Workers in the informal economy, with assistance from legal advocates, have won protections and respect for their rights at work through a variety of legal strategies, both within and outside of labor law.
In the latest issue of the Global Labour Rights Reporter, case studies highlight the ways workers and their advocates have been fighting to ensure protections on the job in the informal sector, and the complications that arise from these efforts.
The journal, a project of the Solidarity Center’s International Lawyers Assisting Workers (ILAW) Network, is a forum for labor and employment law practitioners who grapple with the legal and practical issues that directly affect workers and their organizations. Articles feature migrant domestic workers in the Gulf, waste pickers in Colombia, digital platform workers in Brazil, agricultural workers in Jordan and street vendors and transport workers globally. There, unions and other worker representative organizations are developing laws and policies to ensure informal workers receive the same social protections that formal workers enjoy.
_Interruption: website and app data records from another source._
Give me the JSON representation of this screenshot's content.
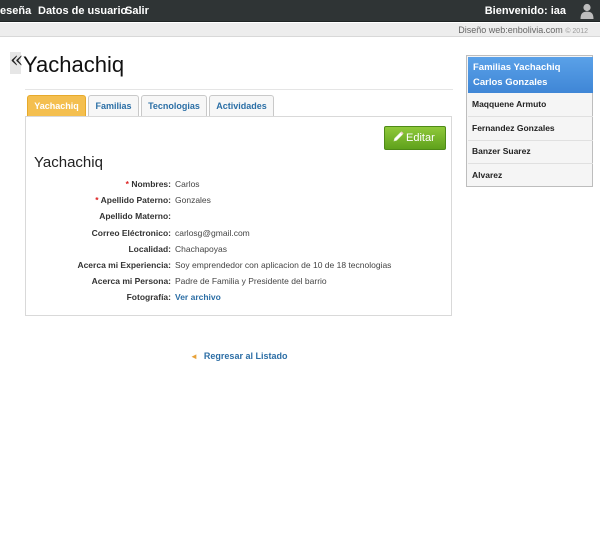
{
  "topbar": {
    "nav": [
      "eseña",
      "Datos de usuario",
      "Salir"
    ],
    "welcome": "Bienvenido: iaa"
  },
  "subbar": {
    "credit": "Diseño web:enbolivia.com",
    "copyright": "© 2012"
  },
  "page": {
    "back_quote": "«",
    "title": "Yachachiq"
  },
  "tabs": [
    "Yachachiq",
    "Familias",
    "Tecnologias",
    "Actividades"
  ],
  "active_tab": "Yachachiq",
  "panel": {
    "edit_label": "Editar",
    "section_title": "Yachachiq",
    "fields": [
      {
        "required": "*",
        "label": "Nombres:",
        "value": "Carlos"
      },
      {
        "required": "*",
        "label": "Apellido Paterno:",
        "value": "Gonzales"
      },
      {
        "required": "",
        "label": "Apellido Materno:",
        "value": ""
      },
      {
        "required": "",
        "label": "Correo Eléctronico:",
        "value": "carlosg@gmail.com"
      },
      {
        "required": "",
        "label": "Localidad:",
        "value": "Chachapoyas"
      },
      {
        "required": "",
        "label": "Acerca mi Experiencia:",
        "value": "Soy emprendedor con aplicacion de 10 de 18 tecnologias"
      },
      {
        "required": "",
        "label": "Acerca mi Persona:",
        "value": "Padre de Familia y Presidente del barrio"
      },
      {
        "required": "",
        "label": "Fotografía:",
        "value": "Ver archivo"
      }
    ]
  },
  "back_link": {
    "arrow": "◄",
    "label": "Regresar al Listado"
  },
  "sidebar": {
    "title_line1": "Familias Yachachiq",
    "title_line2": "Carlos Gonzales",
    "items": [
      "Maqquene Armuto",
      "Fernandez Gonzales",
      "Banzer Suarez",
      "Alvarez"
    ]
  },
  "colors": {
    "topbar": "#2f3435",
    "active_tab": "#f4bf4f",
    "edit_button": "#6fb126",
    "sidebar_header": "#4a90de",
    "link": "#2c6ea5"
  }
}
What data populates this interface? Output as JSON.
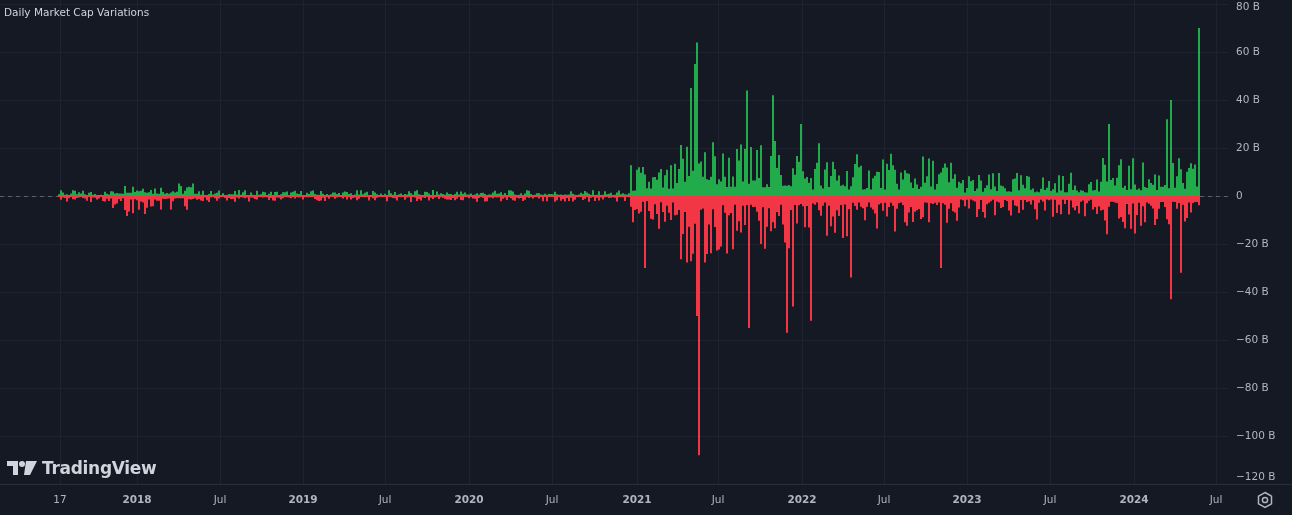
{
  "chart": {
    "title": "Daily Market Cap Variations",
    "kind": "picture",
    "y_axis": [
      "80 B",
      "60 B",
      "40 B",
      "20 B",
      "0",
      "−20 B",
      "−40 B",
      "−60 B",
      "−80 B",
      "−100 B",
      "−120 B"
    ],
    "x_axis": [
      "17",
      "2018",
      "Jul",
      "2019",
      "Jul",
      "2020",
      "Jul",
      "2021",
      "Jul",
      "2022",
      "Jul",
      "2023",
      "Jul",
      "2024",
      "Jul"
    ]
  },
  "logo": {
    "text": "TradingView"
  }
}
The International Labor Organization estimates that 61 percent of the world’s workers are in the informal economy—approximately 2 billion workers worldwide. They have been consistently excluded from legal recognition and protection, often due to deliberate policy choices driven by discrimination based on race, caste, sex, gender, ability, age, migration status and more. The number of informal workers has only increased during the COVID-19 pandemic as businesses closed and governments fell short in creating policies that fostered formal job creation.
“[Is] labor law the only solution to informality? The answer is no, though this does not mean that labor law concepts cannot be helpful in shaping solutions,” according to Jeffrey Vogt, Solidarity Center’s director of rule of law and chair of the ILAW Network, and Marlese von Broembsen, law program director for Women in Informal Employment: Globalizing and Organizing (WIEGO), in the journal’s opening note. Advocating for coverage by labor law might be an effective strategy where workers in the informal economy are rendering a personal service for another. However, in cases where there is no notional employer, workers have adopted other strategies, including to negotiate agreements with municipal authorities to be afforded certain rights and/or be included in protection schemes, or engage in constitutional or human rights litigation.